### Data provided
╔══
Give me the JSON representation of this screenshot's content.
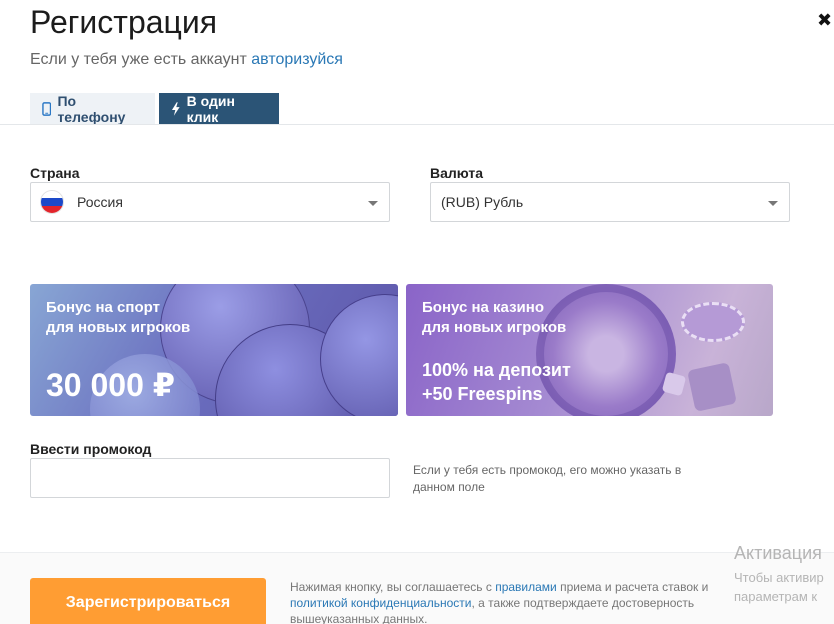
{
  "header": {
    "title": "Регистрация",
    "subtitle_text": "Если у тебя уже есть аккаунт",
    "login_link": "авторизуйся",
    "close_symbol": "✖"
  },
  "tabs": [
    {
      "label": "По телефону",
      "icon": "phone-icon",
      "active": false
    },
    {
      "label": "В один клик",
      "icon": "lightning-icon",
      "active": true
    }
  ],
  "country": {
    "label": "Страна",
    "value": "Россия",
    "flag_colors": [
      "#ffffff",
      "#1c49c9",
      "#e2242b"
    ]
  },
  "currency": {
    "label": "Валюта",
    "value": "(RUB) Рубль"
  },
  "bonus_sport": {
    "title_line1": "Бонус на спорт",
    "title_line2": "для новых игроков",
    "amount": "30 000 ₽"
  },
  "bonus_casino": {
    "title_line1": "Бонус на казино",
    "title_line2": "для новых игроков",
    "offer_line1": "100% на депозит",
    "offer_line2": "+50 Freespins"
  },
  "promo": {
    "label": "Ввести промокод",
    "value": "",
    "placeholder": "",
    "hint": "Если у тебя есть промокод, его можно указать в данном поле"
  },
  "footer": {
    "register_button": "Зарегистрироваться",
    "agree_prefix": "Нажимая кнопку, вы соглашаетесь с",
    "rules_link": "правилами",
    "agree_middle": "приема и расчета ставок и",
    "privacy_link": "политикой конфиденциальности",
    "agree_suffix": ", а также подтверждаете достоверность вышеуказанных данных."
  },
  "watermark": {
    "line1": "Активация",
    "line2": "Чтобы активир",
    "line3": "параметрам к"
  },
  "colors": {
    "accent_button": "#ff9d33",
    "active_tab": "#2b5476",
    "link": "#2a78b5"
  }
}
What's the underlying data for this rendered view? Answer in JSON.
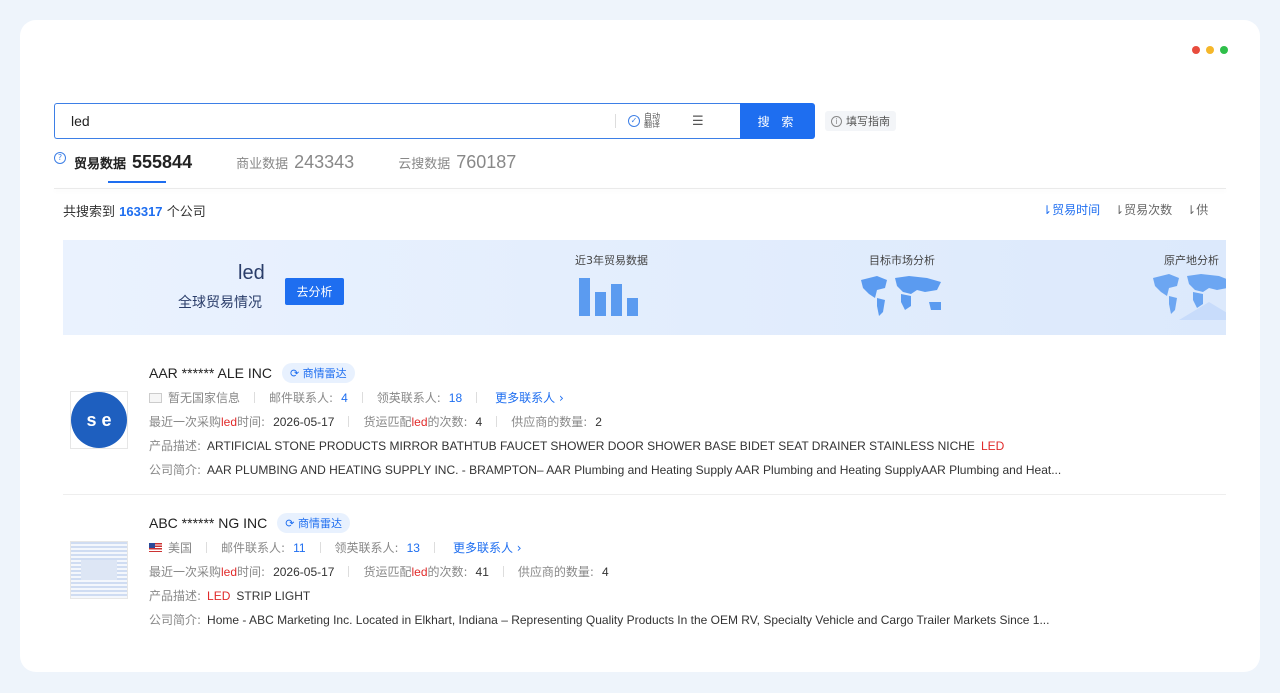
{
  "window_dots": [
    "#e84c3d",
    "#f5b72a",
    "#2fbf4a"
  ],
  "search": {
    "value": "led",
    "auto_translate_line1": "自动",
    "auto_translate_line2": "翻译",
    "button_label": "搜 索",
    "guide_label": "填写指南"
  },
  "tabs": [
    {
      "label": "贸易数据",
      "count": "555844",
      "active": true
    },
    {
      "label": "商业数据",
      "count": "243343",
      "active": false
    },
    {
      "label": "云搜数据",
      "count": "760187",
      "active": false
    }
  ],
  "summary": {
    "prefix": "共搜索到",
    "count": "163317",
    "suffix": "个公司"
  },
  "sorts": [
    {
      "label": "贸易时间",
      "icon": "sort-desc-icon",
      "active": true
    },
    {
      "label": "贸易次数",
      "icon": "sort-desc-icon",
      "active": false
    },
    {
      "label": "供",
      "icon": "sort-desc-icon",
      "active": false
    }
  ],
  "banner": {
    "keyword": "led",
    "subtitle": "全球贸易情况",
    "analyze_label": "去分析",
    "section1": "近3年贸易数据",
    "section2": "目标市场分析",
    "section3": "原产地分析"
  },
  "companies": [
    {
      "name": "AAR ****** ALE INC",
      "radar_label": "商情雷达",
      "logo_text": "s  e",
      "country": "暂无国家信息",
      "email_label": "邮件联系人:",
      "email_count": "4",
      "linkedin_label": "领英联系人:",
      "linkedin_count": "18",
      "more_contacts": "更多联系人",
      "last_purchase_prefix": "最近一次采购",
      "keyword": "led",
      "last_purchase_suffix": "时间:",
      "last_date": "2026-05-17",
      "match_prefix": "货运匹配",
      "match_suffix": "的次数:",
      "match_count": "4",
      "supplier_label": "供应商的数量:",
      "supplier_count": "2",
      "product_label": "产品描述:",
      "product_text": "ARTIFICIAL STONE PRODUCTS MIRROR BATHTUB FAUCET SHOWER DOOR SHOWER BASE BIDET SEAT DRAINER STAINLESS NICHE",
      "product_highlight": "LED",
      "intro_label": "公司简介:",
      "intro_text": "AAR PLUMBING AND HEATING SUPPLY INC. - BRAMPTON– AAR Plumbing and Heating Supply AAR Plumbing and Heating SupplyAAR Plumbing and Heat..."
    },
    {
      "name": "ABC ****** NG INC",
      "radar_label": "商情雷达",
      "country": "美国",
      "email_label": "邮件联系人:",
      "email_count": "11",
      "linkedin_label": "领英联系人:",
      "linkedin_count": "13",
      "more_contacts": "更多联系人",
      "last_purchase_prefix": "最近一次采购",
      "keyword": "led",
      "last_purchase_suffix": "时间:",
      "last_date": "2026-05-17",
      "match_prefix": "货运匹配",
      "match_suffix": "的次数:",
      "match_count": "41",
      "supplier_label": "供应商的数量:",
      "supplier_count": "4",
      "product_label": "产品描述:",
      "product_highlight": "LED",
      "product_text": "STRIP LIGHT",
      "intro_label": "公司简介:",
      "intro_text": "Home - ABC Marketing Inc. Located in Elkhart, Indiana – Representing Quality Products In the OEM RV, Specialty Vehicle and Cargo Trailer Markets Since 1..."
    }
  ]
}
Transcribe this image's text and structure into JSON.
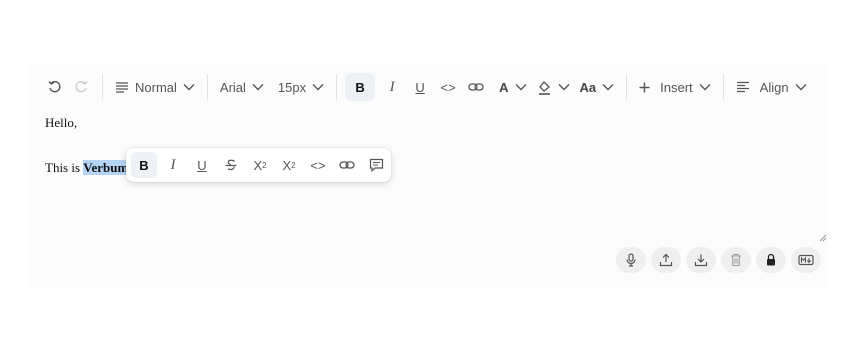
{
  "toolbar": {
    "block_type": "Normal",
    "font_family": "Arial",
    "font_size": "15px",
    "bold_label": "B",
    "italic_label": "I",
    "underline_label": "U",
    "code_label": "<>",
    "text_color_label": "A",
    "case_label": "Aa",
    "insert_label": "Insert",
    "align_label": "Align"
  },
  "content": {
    "line1": "Hello,",
    "line2_prefix": "This is ",
    "line2_selected": "Verbum",
    "line2_suffix": "."
  },
  "bubble": {
    "bold_label": "B",
    "italic_label": "I",
    "underline_label": "U",
    "subscript_label": "X",
    "subscript_mark": "2",
    "superscript_label": "X",
    "superscript_mark": "2",
    "code_label": "<>"
  },
  "actions": {
    "icons": [
      "microphone-icon",
      "upload-icon",
      "download-icon",
      "trash-icon",
      "lock-icon",
      "markdown-icon"
    ]
  },
  "colors": {
    "selection": "#b4d3f5",
    "active_button": "#eef2f7",
    "action_button": "#efefef",
    "background": "#fcfcfc"
  }
}
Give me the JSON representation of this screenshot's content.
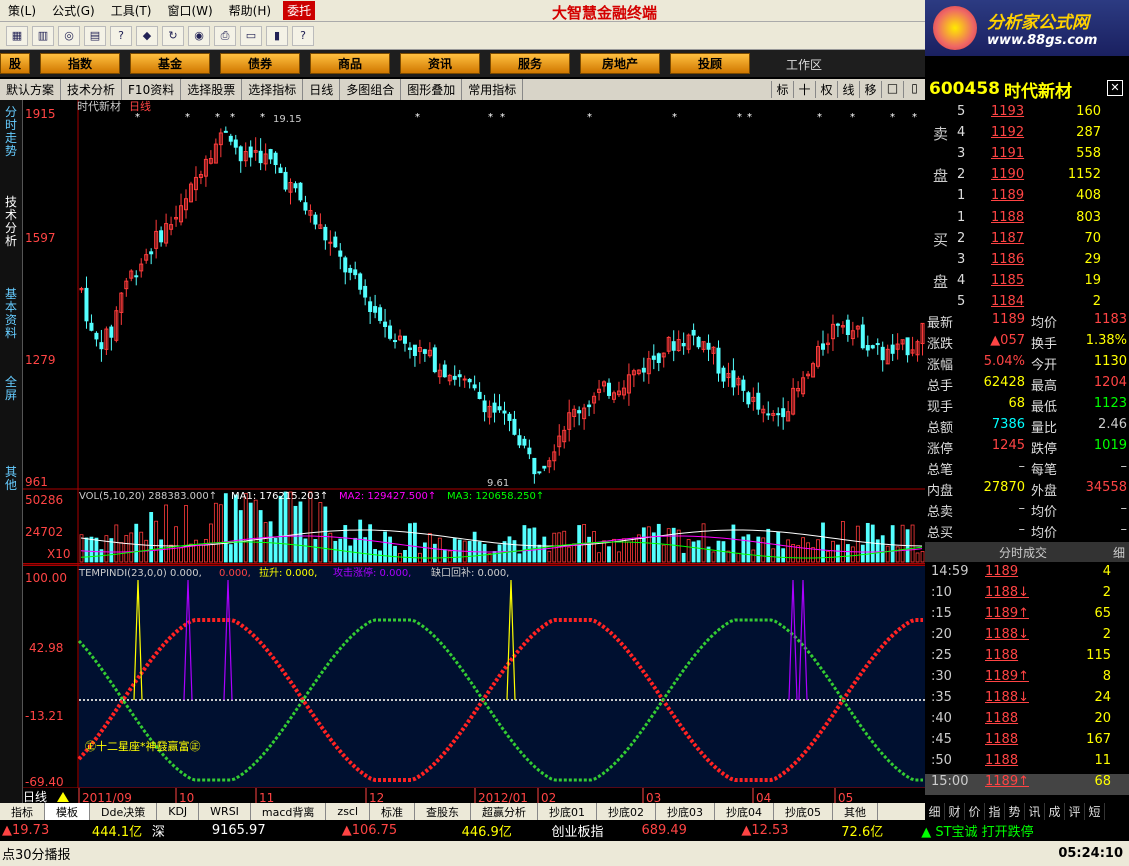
{
  "menu": {
    "items": [
      "策(L)",
      "公式(G)",
      "工具(T)",
      "窗口(W)",
      "帮助(H)"
    ],
    "weituo": "委托",
    "app_title": "大智慧金融终端"
  },
  "logo": {
    "line1": "分析家公式网",
    "line2": "www.88gs.com"
  },
  "categories": [
    "股",
    "指数",
    "基金",
    "债券",
    "商品",
    "资讯",
    "服务",
    "房地产",
    "投顾"
  ],
  "workarea": "工作区",
  "subbar": {
    "items": [
      "默认方案",
      "技术分析",
      "F10资料",
      "选择股票",
      "选择指标",
      "日线",
      "多图组合",
      "图形叠加",
      "常用指标"
    ],
    "right": [
      "标",
      "十",
      "权",
      "线",
      "移",
      "□",
      "▯"
    ]
  },
  "stock": {
    "code": "600458",
    "name": "时代新材",
    "period": "日线"
  },
  "left_tabs": [
    "分时走势",
    "技术分析",
    "基本资料",
    "全屏",
    "其他"
  ],
  "price_axis": [
    "1915",
    "1597",
    "1279",
    "961"
  ],
  "price_high": "19.15",
  "price_low": "9.61",
  "vol_axis": [
    "50286",
    "24702",
    "X10"
  ],
  "vol_line": {
    "head": "VOL(5,10,20) 288383.000↑",
    "ma1": "MA1: 176215.203↑",
    "ma2": "MA2: 129427.500↑",
    "ma3": "MA3: 120658.250↑"
  },
  "ind_axis": [
    "100.00",
    "42.98",
    "-13.21",
    "-69.40"
  ],
  "ind_line": {
    "head": "TEMPINDI(23,0,0) 0.000,",
    "v1": "0.000,",
    "v2": "拉升: 0.000,",
    "v3": "攻击涨停: 0.000,",
    "v4": "缺口回补: 0.000,"
  },
  "watermark": "㊣十二星座*神鼗赢富㊣",
  "date_axis": [
    "2011/09",
    "10",
    "11",
    "12",
    "2012/01",
    "02",
    "03",
    "04",
    "05"
  ],
  "daily_label": "日线",
  "colors": {
    "up": "#ff3b3b",
    "down": "#54ffff",
    "ma1": "#ffffff",
    "ma2": "#ff00ff",
    "ma3": "#00ff00",
    "accent": "#ffff00"
  },
  "sell": [
    {
      "i": "5",
      "p": "1193",
      "v": "160"
    },
    {
      "i": "4",
      "p": "1192",
      "v": "287"
    },
    {
      "i": "3",
      "p": "1191",
      "v": "558"
    },
    {
      "i": "2",
      "p": "1190",
      "v": "1152"
    },
    {
      "i": "1",
      "p": "1189",
      "v": "408"
    }
  ],
  "buy": [
    {
      "i": "1",
      "p": "1188",
      "v": "803"
    },
    {
      "i": "2",
      "p": "1187",
      "v": "70"
    },
    {
      "i": "3",
      "p": "1186",
      "v": "29"
    },
    {
      "i": "4",
      "p": "1185",
      "v": "19"
    },
    {
      "i": "5",
      "p": "1184",
      "v": "2"
    }
  ],
  "side": {
    "sell": [
      "卖",
      "盘"
    ],
    "buy": [
      "买",
      "盘"
    ]
  },
  "quotes": [
    {
      "a": "最新",
      "av": "1189",
      "b": "均价",
      "bv": "1183"
    },
    {
      "a": "涨跌",
      "av": "▲057",
      "b": "换手",
      "bv": "1.38%"
    },
    {
      "a": "涨幅",
      "av": "5.04%",
      "b": "今开",
      "bv": "1130"
    },
    {
      "a": "总手",
      "av": "62428",
      "b": "最高",
      "bv": "1204"
    },
    {
      "a": "现手",
      "av": "68",
      "b": "最低",
      "bv": "1123"
    },
    {
      "a": "总额",
      "av": "7386",
      "b": "量比",
      "bv": "2.46"
    },
    {
      "a": "涨停",
      "av": "1245",
      "b": "跌停",
      "bv": "1019"
    },
    {
      "a": "总笔",
      "av": "–",
      "b": "每笔",
      "bv": "–"
    },
    {
      "a": "内盘",
      "av": "27870",
      "b": "外盘",
      "bv": "34558"
    },
    {
      "a": "总卖",
      "av": "–",
      "b": "均价",
      "bv": "–"
    },
    {
      "a": "总买",
      "av": "–",
      "b": "均价",
      "bv": "–"
    }
  ],
  "ticks_header": "分时成交",
  "ticks_header_right": "细",
  "ticks": [
    {
      "t": "14:59",
      "p": "1189",
      "v": "4"
    },
    {
      "t": ":10",
      "p": "1188↓",
      "v": "2"
    },
    {
      "t": ":15",
      "p": "1189↑",
      "v": "65"
    },
    {
      "t": ":20",
      "p": "1188↓",
      "v": "2"
    },
    {
      "t": ":25",
      "p": "1188",
      "v": "115"
    },
    {
      "t": ":30",
      "p": "1189↑",
      "v": "8"
    },
    {
      "t": ":35",
      "p": "1188↓",
      "v": "24"
    },
    {
      "t": ":40",
      "p": "1188",
      "v": "20"
    },
    {
      "t": ":45",
      "p": "1188",
      "v": "167"
    },
    {
      "t": ":50",
      "p": "1188",
      "v": "11"
    },
    {
      "t": "15:00",
      "p": "1189↑",
      "v": "68"
    }
  ],
  "bottom_tabs": [
    "指标",
    "模板",
    "Dde决策",
    "KDJ",
    "WRSI",
    "macd背离",
    "zscl",
    "标准",
    "查股东",
    "超赢分析",
    "抄底01",
    "抄底02",
    "抄底03",
    "抄底04",
    "抄底05",
    "其他"
  ],
  "right_tabs": [
    "细",
    "财",
    "价",
    "指",
    "势",
    "讯",
    "成",
    "评",
    "短"
  ],
  "ticker": [
    "▲19.73",
    "444.1亿",
    "深",
    "9165.97",
    "▲106.75",
    "446.9亿",
    "创业板指",
    "689.49",
    "▲12.53",
    "72.6亿",
    "▲ ST宝诚  打开跌停"
  ],
  "status": {
    "left": "点30分播报",
    "time": "05:24:10"
  }
}
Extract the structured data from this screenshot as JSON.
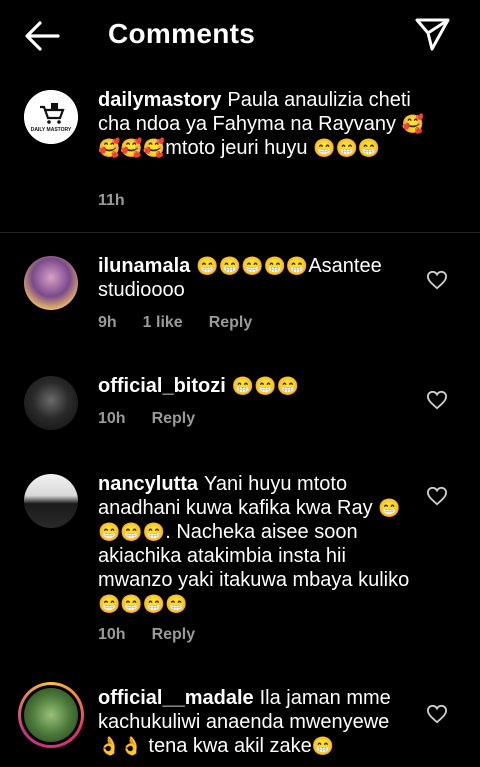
{
  "header": {
    "title": "Comments"
  },
  "caption": {
    "username": "dailymastory",
    "text": "Paula anaulizia cheti cha ndoa ya Fahyma na Rayvany ",
    "emoji1": "🥰🥰🥰🥰",
    "text2": "mtoto jeuri huyu ",
    "emoji2": "😁😁😁",
    "time": "11h",
    "avatar_text": "DAILY MASTORY"
  },
  "comments": [
    {
      "username": "ilunamala",
      "emoji_pre": "😁😁😁😁😁",
      "text": "Asantee studioooo",
      "emoji_post": "",
      "time": "9h",
      "likes": "1 like",
      "reply": "Reply"
    },
    {
      "username": "official_bitozi",
      "emoji_pre": "😁😁😁",
      "text": "",
      "emoji_post": "",
      "time": "10h",
      "likes": "",
      "reply": "Reply"
    },
    {
      "username": "nancylutta",
      "text_a": "Yani huyu mtoto anadhani kuwa kafika kwa Ray ",
      "emoji_a": "😁😁😁😁",
      "text_b": ". Nacheka aisee soon akiachika atakimbia insta hii mwanzo yaki itakuwa mbaya kuliko",
      "emoji_b": "😁😁😁😁",
      "time": "10h",
      "reply": "Reply"
    },
    {
      "username": "official__madale",
      "text_a": "Ila jaman mme kachukuliwi anaenda mwenyewe ",
      "emoji_a": "👌👌",
      "text_b": " tena kwa akil zake",
      "emoji_b": "😁"
    }
  ]
}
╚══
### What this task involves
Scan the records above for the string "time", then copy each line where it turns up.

### Worked solution
    "time": "05:24:10"
    "time": "11h",
      "time": "9h",
      "time": "10h",
      "time": "10h",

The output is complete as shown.